Katherine Clark was just an average wife and mother with two young children when she was in a tragic playground accident in late May 2009. A little boy playing on the jungle gym fell and landed on Kate’s head, knocking her over and snapping her neck. Kate was paralyzed from the neck down. The doctors diagnosed her quadriplegic and said she would never walk again.

This terrifying prognosis could have been the end of the story. But instead, God chose to work a profound miracle in Kate’s life and in the life of her family.

Where I End: A Story of Tragedy, Truth, and Rebellious Hope (AFF Link)

By Katherine Elizabeth Clark

Where I End: A Story of Tragedy, Truth, and Rebellious Hope

When I first saw this book come up for review, I wanted to read it because

-I know someone personally who is a quadriplegic and has a wonderful testimony for the Lord.

Joni Eareckson Tada  also has a wonderful testimony

-I love to hear testimonies and was interested in reading about this one too.

I enjoyed hearing how the Lord greatly worked in the life of this author in the midst of this great trial.

I think Katherine Clark was motivated to write about her story in hopes that it would be a source of help and encouragement to someone else going through trials and testings.  I like to be around those who encourage and those whose faith is strong in the Lord.   This lady was great for this.  She did not pout in her circumstances, but looked to the Lord and trusted Him for the outcome.

The author was spiritually minded in everything she talked about.  She did not focus on herself, but on others. She loved her family dearly and her family loved her.  I love what she says at the beginning of the book in her dedication:

~for John – A promise is a bold thing.  Little did we know the audaciousness of our pledge to love each other forever-no matter what-until we found ourselves in the wreckage.  I knew I had a good man but did not know how very good until we met in this crucible.
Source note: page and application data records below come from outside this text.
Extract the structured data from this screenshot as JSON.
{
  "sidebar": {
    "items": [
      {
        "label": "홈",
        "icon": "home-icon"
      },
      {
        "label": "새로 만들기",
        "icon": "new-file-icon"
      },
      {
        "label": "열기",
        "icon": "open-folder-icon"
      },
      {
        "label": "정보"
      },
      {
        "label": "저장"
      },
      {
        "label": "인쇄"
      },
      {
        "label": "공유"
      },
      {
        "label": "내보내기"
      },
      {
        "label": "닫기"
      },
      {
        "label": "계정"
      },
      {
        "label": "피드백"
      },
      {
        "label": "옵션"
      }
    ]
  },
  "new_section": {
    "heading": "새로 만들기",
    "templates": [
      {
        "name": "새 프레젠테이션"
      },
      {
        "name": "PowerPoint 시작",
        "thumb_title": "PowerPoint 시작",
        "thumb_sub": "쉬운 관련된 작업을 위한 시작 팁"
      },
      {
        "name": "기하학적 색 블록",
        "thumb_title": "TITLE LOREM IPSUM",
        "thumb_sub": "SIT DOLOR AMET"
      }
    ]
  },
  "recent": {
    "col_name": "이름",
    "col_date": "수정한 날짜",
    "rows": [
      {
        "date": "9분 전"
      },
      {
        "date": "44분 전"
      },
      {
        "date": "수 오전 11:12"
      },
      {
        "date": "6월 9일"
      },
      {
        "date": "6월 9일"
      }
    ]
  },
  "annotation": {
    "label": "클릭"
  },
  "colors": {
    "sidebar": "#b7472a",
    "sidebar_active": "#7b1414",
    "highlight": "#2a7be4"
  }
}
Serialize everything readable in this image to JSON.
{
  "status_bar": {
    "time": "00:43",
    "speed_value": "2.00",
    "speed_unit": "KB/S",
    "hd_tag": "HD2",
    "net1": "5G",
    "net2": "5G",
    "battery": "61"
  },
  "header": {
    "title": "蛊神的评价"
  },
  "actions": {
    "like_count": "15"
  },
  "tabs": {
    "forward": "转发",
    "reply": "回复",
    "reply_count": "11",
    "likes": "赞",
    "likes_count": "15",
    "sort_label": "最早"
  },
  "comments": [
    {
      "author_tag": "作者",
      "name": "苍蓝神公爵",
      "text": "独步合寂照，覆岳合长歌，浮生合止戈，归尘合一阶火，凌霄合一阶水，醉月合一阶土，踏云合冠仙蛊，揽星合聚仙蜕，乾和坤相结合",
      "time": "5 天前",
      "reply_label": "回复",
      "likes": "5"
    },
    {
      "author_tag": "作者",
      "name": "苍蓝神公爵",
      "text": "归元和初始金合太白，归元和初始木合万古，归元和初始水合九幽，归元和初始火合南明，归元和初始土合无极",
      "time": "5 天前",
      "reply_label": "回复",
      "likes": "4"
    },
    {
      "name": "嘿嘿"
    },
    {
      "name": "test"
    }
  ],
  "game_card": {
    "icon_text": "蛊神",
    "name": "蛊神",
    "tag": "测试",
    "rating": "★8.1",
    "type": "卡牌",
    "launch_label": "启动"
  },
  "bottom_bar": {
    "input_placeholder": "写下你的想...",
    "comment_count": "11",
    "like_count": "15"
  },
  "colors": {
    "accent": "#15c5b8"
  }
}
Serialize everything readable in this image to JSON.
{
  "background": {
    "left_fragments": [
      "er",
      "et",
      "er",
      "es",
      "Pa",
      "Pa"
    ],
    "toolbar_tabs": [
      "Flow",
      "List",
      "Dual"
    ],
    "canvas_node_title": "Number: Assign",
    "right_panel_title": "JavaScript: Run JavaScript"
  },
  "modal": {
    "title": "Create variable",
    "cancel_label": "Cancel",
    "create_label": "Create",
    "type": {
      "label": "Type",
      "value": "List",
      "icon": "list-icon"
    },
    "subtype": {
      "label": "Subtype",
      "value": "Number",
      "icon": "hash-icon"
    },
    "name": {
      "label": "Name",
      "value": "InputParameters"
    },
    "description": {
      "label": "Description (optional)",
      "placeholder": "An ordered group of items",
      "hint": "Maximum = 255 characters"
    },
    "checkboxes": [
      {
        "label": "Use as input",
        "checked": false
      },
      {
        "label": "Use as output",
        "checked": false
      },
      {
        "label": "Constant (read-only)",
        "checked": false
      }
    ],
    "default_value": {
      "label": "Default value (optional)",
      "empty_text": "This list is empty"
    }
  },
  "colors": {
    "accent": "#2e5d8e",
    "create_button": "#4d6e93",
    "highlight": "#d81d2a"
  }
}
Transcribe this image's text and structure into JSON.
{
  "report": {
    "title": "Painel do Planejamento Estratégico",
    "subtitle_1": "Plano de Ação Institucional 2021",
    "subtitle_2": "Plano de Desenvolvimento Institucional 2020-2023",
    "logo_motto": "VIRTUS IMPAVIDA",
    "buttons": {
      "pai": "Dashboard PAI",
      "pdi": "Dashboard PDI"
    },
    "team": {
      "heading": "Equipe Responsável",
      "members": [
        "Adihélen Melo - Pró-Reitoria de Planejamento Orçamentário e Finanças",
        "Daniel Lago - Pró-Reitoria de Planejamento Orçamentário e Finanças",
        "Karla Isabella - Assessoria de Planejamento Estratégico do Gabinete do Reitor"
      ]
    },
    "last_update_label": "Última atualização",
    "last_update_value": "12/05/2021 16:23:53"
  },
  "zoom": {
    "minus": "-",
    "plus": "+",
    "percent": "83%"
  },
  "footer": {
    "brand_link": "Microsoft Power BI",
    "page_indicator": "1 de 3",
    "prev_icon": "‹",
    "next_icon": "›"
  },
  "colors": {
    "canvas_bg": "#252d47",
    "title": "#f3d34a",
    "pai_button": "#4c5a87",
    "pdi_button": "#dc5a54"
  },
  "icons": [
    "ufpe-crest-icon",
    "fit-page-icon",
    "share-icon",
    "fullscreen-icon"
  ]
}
~and for William and Gwyneth – You are the joy and love of the promise made so many years ago.  May you always know in the very fiber of your being the great love the Lord has for you and His power to keep you through every trial and tribulation – He is always the way home.


My dislikes regarding this book:

  • There were a few things within that were against my own personal convictions, but honestly I can’t remember them and did not make a note of them.
  • I did not like the fact that Mother Teresa was quoted.  Catholicism denies the truth of God’s Word and I’m disturbed when true believers are lumped together with others who appear to be good.  Here is a quote that sums it up:

What, then, is the importance of debunking the myth of Mother Teresa? The answer is this. Pastors of Protestant churches around the world continue to speak of Mother Teresa in saintly terms. They hold her up as the ultimate example of self-sacrifice for the sake of the gospel. From the pulpits they discuss how she responded to Christ’s Great Commission to spread the gospel to all lands. The reality, though, is that if she preached at all, she preached a false religion. In so doing she provides us with an example not of a Christian responding to God’s call, but an example of deeds of charity and compassion completely separated from the Truth.  ~Tim Challies


Quotes I liked:

“In our distress we either find solace by remembering who we need and to whom we belong, or we choose the path of despair, refusing to be gathered into the arms of the Father.  We either seek His kind face or deny ourselves His comfort.” (p. 30) 

“I cannot embrace our American notion of fairness, as I do not think that in order to be “fair” God is obligated to treat everyone the same.” (p.34) 

“Scripture teaches that Jesus became fully man without ceasing to be fully God.  When we look to Jesus, we begin to understand and know the triune God.  And when we look to Him we also begin to understand our own humanity.” (p. 100)


Although I do not agree with everything, this a great book of encouragement and comfort to those who may be physically handicapped or who are undergoing other trials.

So why “Where I End? This quote will sum it up.

“Those who are hidden in Jesus, though they suffer, will discover a more beautiful ending—or should I say beginning—than they ever could imagine.” -Katherine Elizabeth Clark